Close to 200 people were waiting as the reception committee on the tarmac at Robert Gabriel Mugabe International Airport at 1250 yesterday, as Air Zimbabwe (Airzim)’s newest plane, a Boeing 777-200ER, flew in to a warm, wet welcome of squirting water cannon, the traditional way of celebrating the arrival of a new ship or plane.
Government officials, journalists, flight attendants, National Handling Service staff and security personnel were all eagerly awaiting the plane, registered as Z-RGM, and the chatter was so loud that the master of ceremonies for the day, Tatenda Chinoda, was not having much luck.
But at exactly 1250hrs, a chorus broke out in whisper-like tones.
“Iyo,” “Iyo,” was all the photographers and camera persons needed to spring into action.
They tussled to get a shot of aviation magnificence as the plane made its way.
Emerging from the western horizon, almost blending with the whitish colour of the cloudy sky, the Boeing B777 again stole the conversation from the MC as the throttles were opened for the landing.
Ten hours after its departure from Kuala Lumpur, water cannons were ready to give the new national asset its first baptism.
It is tradition when a new plane arrives that it is given a water salute, a sign of honour and respect.
Information, Publicity and Broadcasting Services Minister Monica Mutsvangwa walked to the plane to formally welcome her Transport and Infrastructural Development counterpart Joel Biggie Matiza who flew to Malaysia to collect the plane.

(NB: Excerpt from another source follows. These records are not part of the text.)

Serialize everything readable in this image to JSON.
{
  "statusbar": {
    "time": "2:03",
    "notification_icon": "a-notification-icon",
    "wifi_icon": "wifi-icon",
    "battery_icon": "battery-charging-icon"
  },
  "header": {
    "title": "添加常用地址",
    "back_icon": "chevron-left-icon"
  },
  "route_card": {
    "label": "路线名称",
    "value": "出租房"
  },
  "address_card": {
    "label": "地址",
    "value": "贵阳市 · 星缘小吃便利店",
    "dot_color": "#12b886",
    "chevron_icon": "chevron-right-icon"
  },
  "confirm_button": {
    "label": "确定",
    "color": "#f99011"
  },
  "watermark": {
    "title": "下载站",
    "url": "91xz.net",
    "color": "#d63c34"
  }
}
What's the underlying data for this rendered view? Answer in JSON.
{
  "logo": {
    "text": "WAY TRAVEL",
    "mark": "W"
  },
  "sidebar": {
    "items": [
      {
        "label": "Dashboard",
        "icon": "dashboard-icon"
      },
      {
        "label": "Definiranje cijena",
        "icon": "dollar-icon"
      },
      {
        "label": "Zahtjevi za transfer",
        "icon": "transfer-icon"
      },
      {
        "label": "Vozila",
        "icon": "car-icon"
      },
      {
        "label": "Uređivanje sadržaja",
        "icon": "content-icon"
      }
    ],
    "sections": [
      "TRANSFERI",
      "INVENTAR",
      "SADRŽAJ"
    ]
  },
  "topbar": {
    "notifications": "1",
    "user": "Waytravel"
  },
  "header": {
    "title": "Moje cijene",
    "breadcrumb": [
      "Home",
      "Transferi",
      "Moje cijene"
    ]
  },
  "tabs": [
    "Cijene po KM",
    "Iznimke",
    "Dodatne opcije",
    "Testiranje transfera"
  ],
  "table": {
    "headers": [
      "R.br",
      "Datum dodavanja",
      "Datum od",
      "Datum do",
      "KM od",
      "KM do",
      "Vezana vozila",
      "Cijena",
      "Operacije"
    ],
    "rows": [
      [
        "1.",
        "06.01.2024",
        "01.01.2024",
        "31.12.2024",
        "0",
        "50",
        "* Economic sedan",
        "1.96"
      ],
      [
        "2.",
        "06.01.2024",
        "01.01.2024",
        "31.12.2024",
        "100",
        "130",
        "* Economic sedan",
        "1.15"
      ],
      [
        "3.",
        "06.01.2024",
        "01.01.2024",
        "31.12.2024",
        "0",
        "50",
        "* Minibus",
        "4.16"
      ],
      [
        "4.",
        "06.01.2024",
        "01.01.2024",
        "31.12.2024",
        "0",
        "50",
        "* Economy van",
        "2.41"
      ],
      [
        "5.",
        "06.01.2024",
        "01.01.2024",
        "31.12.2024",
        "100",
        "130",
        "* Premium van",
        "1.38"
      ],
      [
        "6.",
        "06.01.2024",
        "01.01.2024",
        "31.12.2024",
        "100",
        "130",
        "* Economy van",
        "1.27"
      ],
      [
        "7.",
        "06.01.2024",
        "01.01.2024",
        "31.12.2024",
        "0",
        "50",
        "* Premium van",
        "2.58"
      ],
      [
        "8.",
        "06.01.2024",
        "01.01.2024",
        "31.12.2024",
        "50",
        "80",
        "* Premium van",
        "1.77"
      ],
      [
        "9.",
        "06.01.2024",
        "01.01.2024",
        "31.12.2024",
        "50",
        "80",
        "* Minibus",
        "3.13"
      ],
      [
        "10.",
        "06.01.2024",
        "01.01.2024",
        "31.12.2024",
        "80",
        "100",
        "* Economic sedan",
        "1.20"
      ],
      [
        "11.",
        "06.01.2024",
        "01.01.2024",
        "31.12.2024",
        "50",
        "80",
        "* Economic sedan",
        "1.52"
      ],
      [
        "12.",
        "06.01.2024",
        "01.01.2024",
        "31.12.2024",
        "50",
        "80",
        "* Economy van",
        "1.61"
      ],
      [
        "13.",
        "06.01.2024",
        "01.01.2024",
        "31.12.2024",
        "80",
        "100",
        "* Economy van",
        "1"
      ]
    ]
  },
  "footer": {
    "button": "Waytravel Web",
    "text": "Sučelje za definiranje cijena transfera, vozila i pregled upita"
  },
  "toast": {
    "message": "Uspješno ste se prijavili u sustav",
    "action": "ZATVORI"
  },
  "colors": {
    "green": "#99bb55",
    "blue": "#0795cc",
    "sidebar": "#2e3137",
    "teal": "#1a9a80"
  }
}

In an interview with The Herald in the plane’s cockpit, the man who steered the bird from Malaysia, Captain Stephen Jungen, described the model as the “Queen of the sky.”
“It is the safest aircraft ever built,” he said. “The first plane in the world with failure management system. In its history, only one plane crashed in Dubai and it was because of a piloting fault, not a mechanical reason.”
Despite concerns by people on social media over the safety of acquiring second-hand planes, Captain Jungen, who flew Emirates airlines for 14 years, said preliminary trials showed there should not be any safety worries.
“We did a test flight with her two days ago, flew over the Indian Ocean, testing the bird and all appeared in order,” he said. “We had a smooth flight with her.
“In terms of efficiency, it is the best flight for long distances. At best performance it can go for 18 hours, but this one will be averaging around 13-hour flights.”
With a carrying capacity of 282 passengers, 28 in business class and the rest economy, the plane comes at a time when Airzim is facing serious challenges with its depleted fleet.
After the grounding of its last Boeing 737-200 ER, named Mbuya Nehanda, last year, Airzim has been operating with a single plane, the only slightly younger 767-200ER, known as Chimanimani.
Airzim pilots are excited with the addition to their fleet.
Captain Eben Murapa, a senior pilot with the airline said the model was best suited for long haul flights.
“The plane has two Rolls Royce Trent engines with 90 000 pounds of thrust,” he said. “It is not designed for short trips like Harare to Johannesburg or Harare to Bulawayo. The minimum has to be around eight hours if you are using the plane properly.”
Captain Murapa said Zimbabwe made a good purchase on the aircraft.
“It is a good airplane and this is a 2004 make which means it still has a lot of flying hours ahead of it,” he said. “It is mostly used by major airlines and is known as the backbone of the aviation industry.”
It was not only aviation enthusiasts who were elated at the prospect of the new bird, but politicians and tourism heads were equally enthused.
Zimbabwe Tourism Authority acting chief executive officer Givemore Chidzidzi said the plane brought more travelling convenience to tourists.
“One of the major advantages of this is that it gives us direct access to long haul destinations like China where most of our tourists come from,” he said.
“It is a positive development for us in tourism since our growth depends on a reliable air transport system.”
As Acting President Chiwenga toured the plane, he walked along the aisle, quiet as if in contemplation.
After a few minutes, he turned towards Minister Matiza and said: “The baby is home.”
Indeed, the baby is home, a welcome development that had Airzim administrator Reggie Saruchera repeatedly thanking the Government for a timely intervention.